- Description of the task: Go through the data and copy every line exactly, but not the images.

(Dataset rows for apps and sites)
====================
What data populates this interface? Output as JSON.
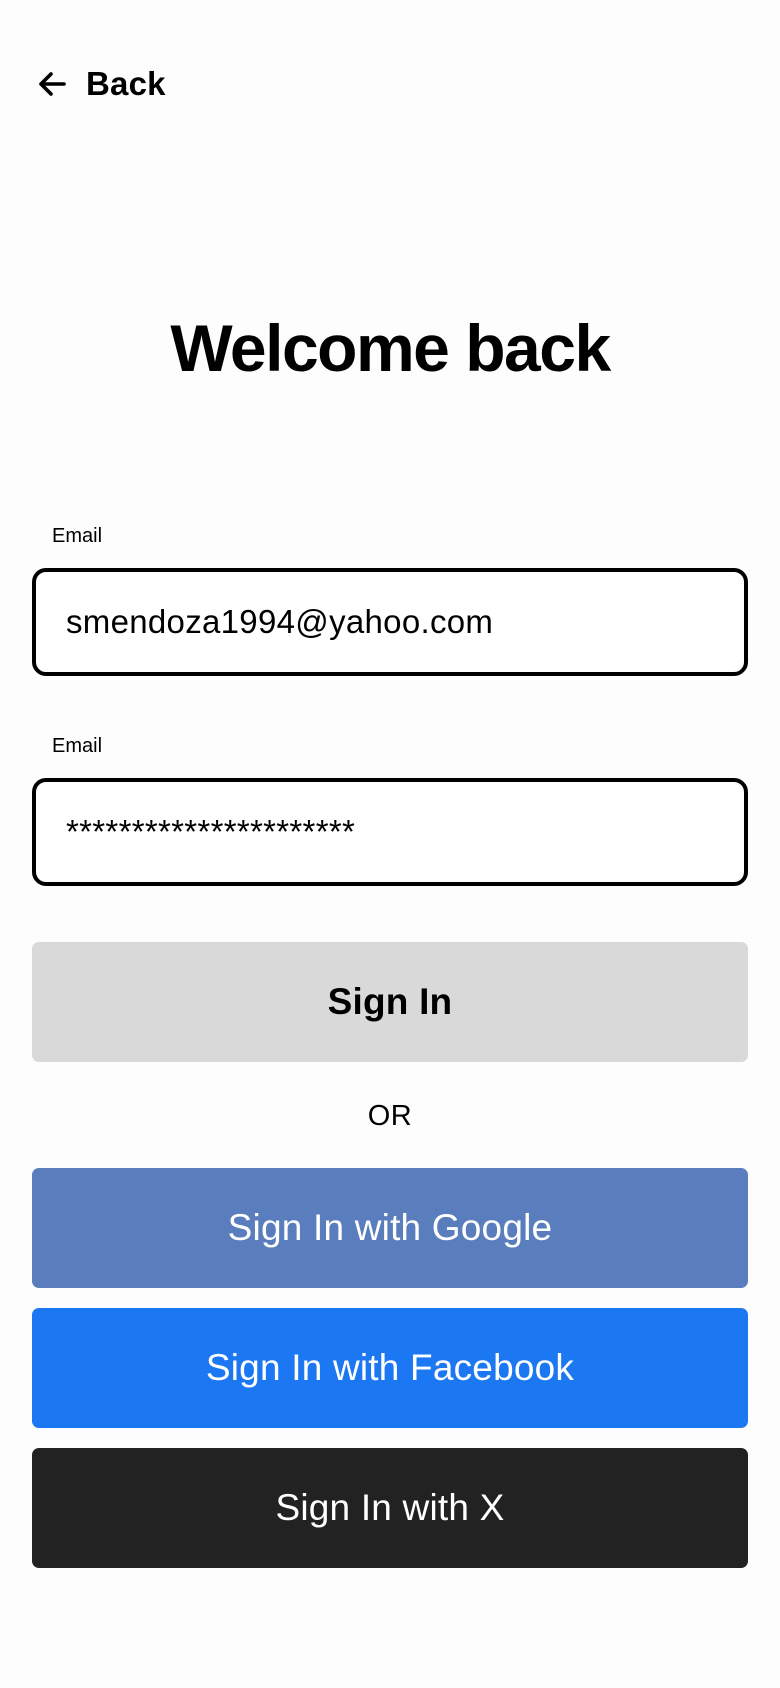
{
  "header": {
    "back_label": "Back",
    "back_icon": "arrow-left-icon"
  },
  "title": "Welcome back",
  "form": {
    "email": {
      "label": "Email",
      "value": "smendoza1994@yahoo.com"
    },
    "password": {
      "label": "Email",
      "value": "**********************"
    }
  },
  "buttons": {
    "sign_in": "Sign In",
    "divider": "OR",
    "google": "Sign In with Google",
    "facebook": "Sign In with Facebook",
    "x": "Sign In with X"
  },
  "colors": {
    "sign_in_bg": "#d9d9d9",
    "google_bg": "#5a7ebd",
    "facebook_bg": "#1b78f2",
    "x_bg": "#222222"
  }
}
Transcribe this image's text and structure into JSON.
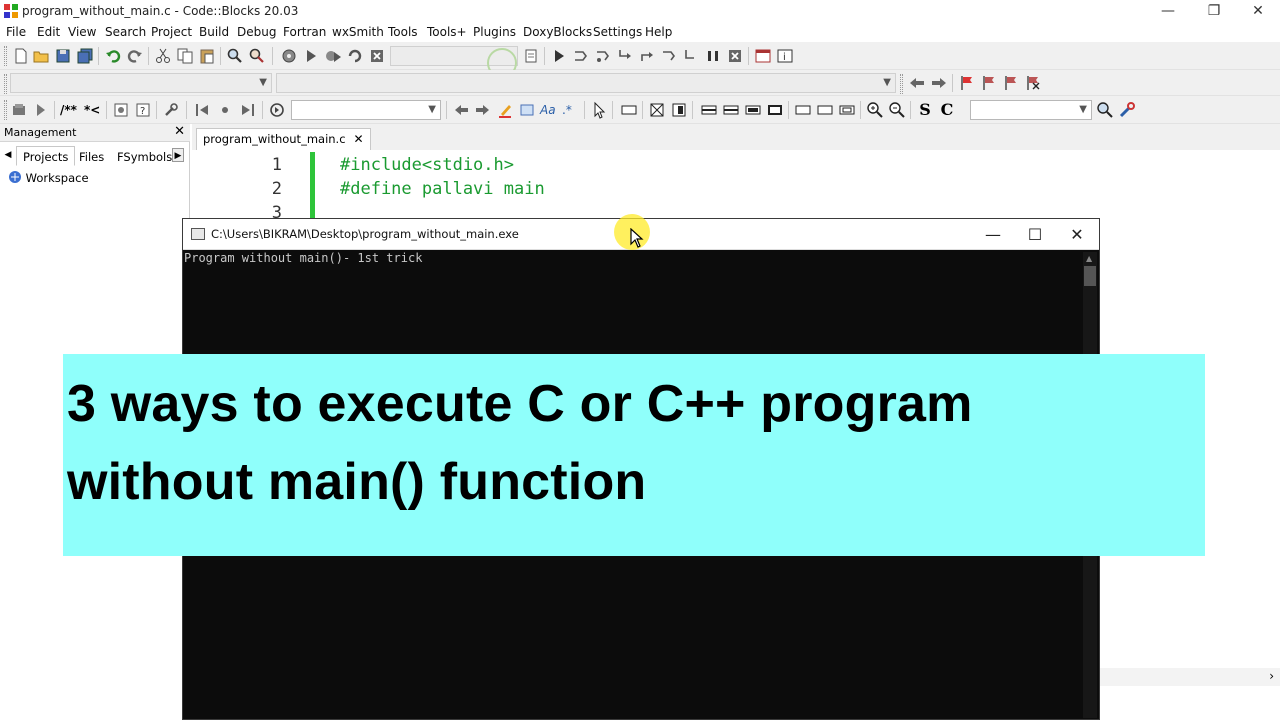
{
  "window": {
    "title": "program_without_main.c - Code::Blocks 20.03",
    "minimize_glyph": "—",
    "maximize_glyph": "❐",
    "close_glyph": "✕"
  },
  "menu": [
    "File",
    "Edit",
    "View",
    "Search",
    "Project",
    "Build",
    "Debug",
    "Fortran",
    "wxSmith",
    "Tools",
    "Tools+",
    "Plugins",
    "DoxyBlocks",
    "Settings",
    "Help"
  ],
  "toolbar": {
    "row1_icons": [
      "new-file-icon",
      "open-icon",
      "save-icon",
      "save-all-icon",
      "undo-icon",
      "redo-icon",
      "cut-icon",
      "copy-icon",
      "paste-icon",
      "find-icon",
      "replace-icon",
      "build-icon",
      "run-icon",
      "build-run-icon",
      "rebuild-icon",
      "abort-icon",
      "build-target-icon",
      "debug-icon",
      "run-to-cursor-icon",
      "next-line-icon",
      "step-into-icon",
      "step-out-icon",
      "next-instruction-icon",
      "step-into-instruction-icon",
      "break-debugger-icon",
      "stop-debugger-icon",
      "debug-windows-icon",
      "various-info-icon"
    ],
    "row2_icons": [
      "jump-back-icon",
      "jump-forward-icon",
      "toggle-bookmark-icon",
      "prev-bookmark-icon",
      "next-bookmark-icon",
      "clear-bookmarks-icon"
    ],
    "row3_icons": [
      "doxy-wizard-icon",
      "doxy-extract-icon",
      "block-comment-icon",
      "line-comment-icon",
      "run-html-icon",
      "run-chm-icon",
      "config-icon",
      "jump-prev-icon",
      "toggle-bp-icon",
      "jump-next-icon",
      "match-icon",
      "prev-icon",
      "next-icon",
      "highlight-icon",
      "select-icon",
      "replace-text-icon",
      "regex-icon",
      "pointer-icon",
      "rect-icon",
      "box-icon",
      "frame-icon",
      "zoom-in-icon",
      "zoom-out-icon",
      "s-icon",
      "c-icon",
      "search-icon",
      "tools-icon"
    ],
    "s_glyph": "S",
    "c_glyph": "C"
  },
  "management": {
    "title": "Management",
    "close": "✕",
    "tabs": [
      "Projects",
      "Files",
      "FSymbols"
    ],
    "active_tab": "Projects",
    "workspace": "Workspace"
  },
  "editor": {
    "tab_label": "program_without_main.c",
    "tab_close": "✕",
    "lines": [
      {
        "num": "1",
        "text": "#include<stdio.h>"
      },
      {
        "num": "2",
        "text": "#define pallavi main"
      },
      {
        "num": "3",
        "text": ""
      }
    ]
  },
  "console": {
    "title": "C:\\Users\\BIKRAM\\Desktop\\program_without_main.exe",
    "output": "Program without main()- 1st trick",
    "min": "—",
    "max": "☐",
    "close": "✕"
  },
  "banner": {
    "line1": "3 ways to execute C or C++ program",
    "line2": "without main() function",
    "background": "#8ffffb"
  },
  "colors": {
    "code": "#1a9a30",
    "console_bg": "#0c0c0c",
    "cursor_highlight": "#ffeb28"
  }
}
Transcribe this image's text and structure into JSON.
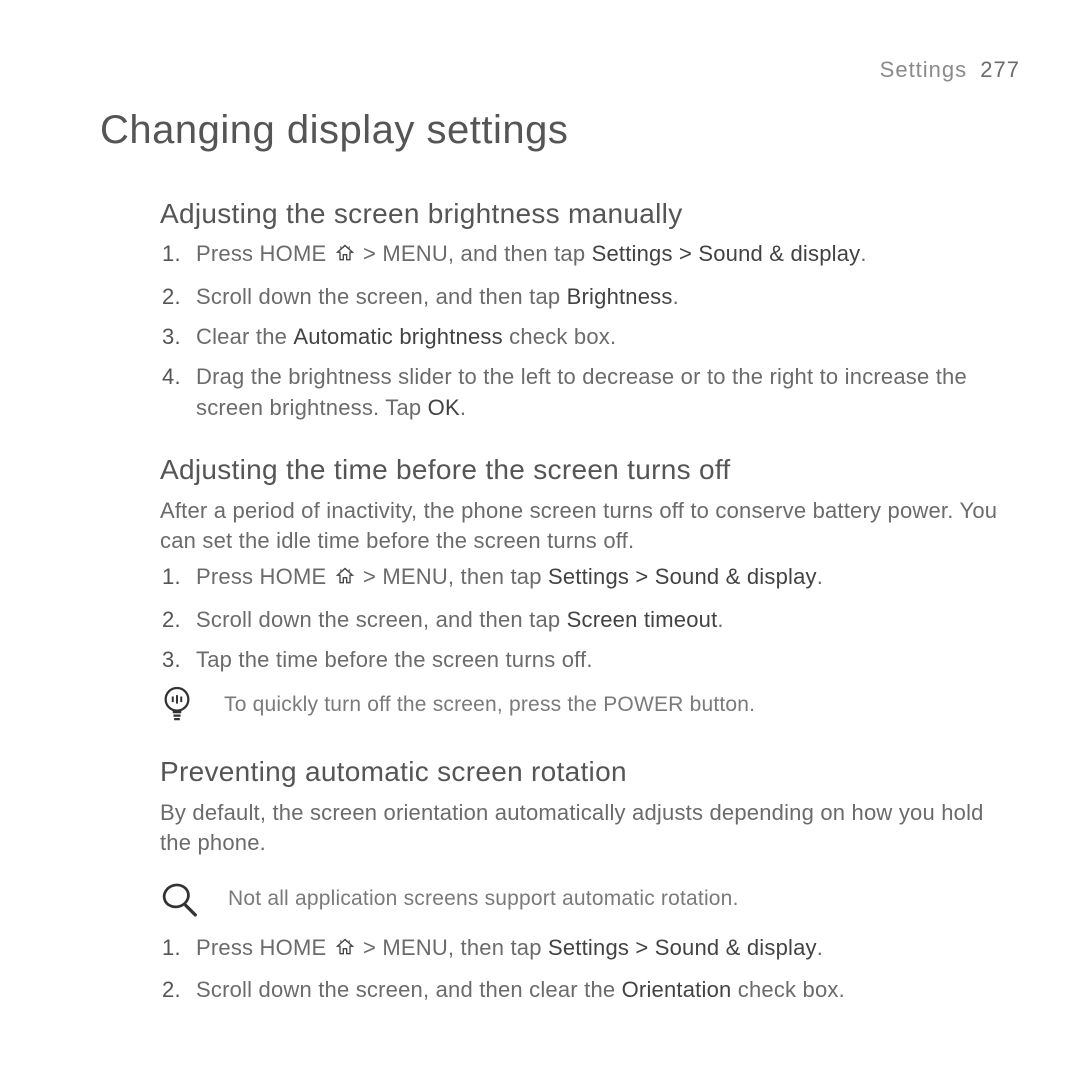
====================
- Answer box:
What data populates this interface? Output as JSON.
{
  "header": {
    "back_label": "Back",
    "back_icon": "arrow-left-icon"
  },
  "title": "Welcome back",
  "form": {
    "email": {
      "label": "Email",
      "value": "smendoza1994@yahoo.com"
    },
    "password": {
      "label": "Email",
      "value": "**********************"
    }
  },
  "buttons": {
    "sign_in": "Sign In",
    "divider": "OR",
    "google": "Sign In with Google",
    "facebook": "Sign In with Facebook",
    "x": "Sign In with X"
  },
  "colors": {
    "sign_in_bg": "#d9d9d9",
    "google_bg": "#5a7ebd",
    "facebook_bg": "#1b78f2",
    "x_bg": "#222222"
  }
}
Transcribe this image's text and structure into JSON.
{
  "window": {
    "title": "program_without_main.c - Code::Blocks 20.03",
    "minimize_glyph": "—",
    "maximize_glyph": "❐",
    "close_glyph": "✕"
  },
  "menu": [
    "File",
    "Edit",
    "View",
    "Search",
    "Project",
    "Build",
    "Debug",
    "Fortran",
    "wxSmith",
    "Tools",
    "Tools+",
    "Plugins",
    "DoxyBlocks",
    "Settings",
    "Help"
  ],
  "toolbar": {
    "row1_icons": [
      "new-file-icon",
      "open-icon",
      "save-icon",
      "save-all-icon",
      "undo-icon",
      "redo-icon",
      "cut-icon",
      "copy-icon",
      "paste-icon",
      "find-icon",
      "replace-icon",
      "build-icon",
      "run-icon",
      "build-run-icon",
      "rebuild-icon",
      "abort-icon",
      "build-target-icon",
      "debug-icon",
      "run-to-cursor-icon",
      "next-line-icon",
      "step-into-icon",
      "step-out-icon",
      "next-instruction-icon",
      "step-into-instruction-icon",
      "break-debugger-icon",
      "stop-debugger-icon",
      "debug-windows-icon",
      "various-info-icon"
    ],
    "row2_icons": [
      "jump-back-icon",
      "jump-forward-icon",
      "toggle-bookmark-icon",
      "prev-bookmark-icon",
      "next-bookmark-icon",
      "clear-bookmarks-icon"
    ],
    "row3_icons": [
      "doxy-wizard-icon",
      "doxy-extract-icon",
      "block-comment-icon",
      "line-comment-icon",
      "run-html-icon",
      "run-chm-icon",
      "config-icon",
      "jump-prev-icon",
      "toggle-bp-icon",
      "jump-next-icon",
      "match-icon",
      "prev-icon",
      "next-icon",
      "highlight-icon",
      "select-icon",
      "replace-text-icon",
      "regex-icon",
      "pointer-icon",
      "rect-icon",
      "box-icon",
      "frame-icon",
      "zoom-in-icon",
      "zoom-out-icon",
      "s-icon",
      "c-icon",
      "search-icon",
      "tools-icon"
    ],
    "s_glyph": "S",
    "c_glyph": "C"
  },
  "management": {
    "title": "Management",
    "close": "✕",
    "tabs": [
      "Projects",
      "Files",
      "FSymbols"
    ],
    "active_tab": "Projects",
    "workspace": "Workspace"
  },
  "editor": {
    "tab_label": "program_without_main.c",
    "tab_close": "✕",
    "lines": [
      {
        "num": "1",
        "text": "#include<stdio.h>"
      },
      {
        "num": "2",
        "text": "#define pallavi main"
      },
      {
        "num": "3",
        "text": ""
      }
    ]
  },
  "console": {
    "title": "C:\\Users\\BIKRAM\\Desktop\\program_without_main.exe",
    "output": "Program without main()- 1st trick",
    "min": "—",
    "max": "☐",
    "close": "✕"
  },
  "banner": {
    "line1": "3 ways to execute C or C++ program",
    "line2": "without main() function",
    "background": "#8ffffb"
  },
  "colors": {
    "code": "#1a9a30",
    "console_bg": "#0c0c0c",
    "cursor_highlight": "#ffeb28"
  }
}
Transcribe this image's text and structure into JSON.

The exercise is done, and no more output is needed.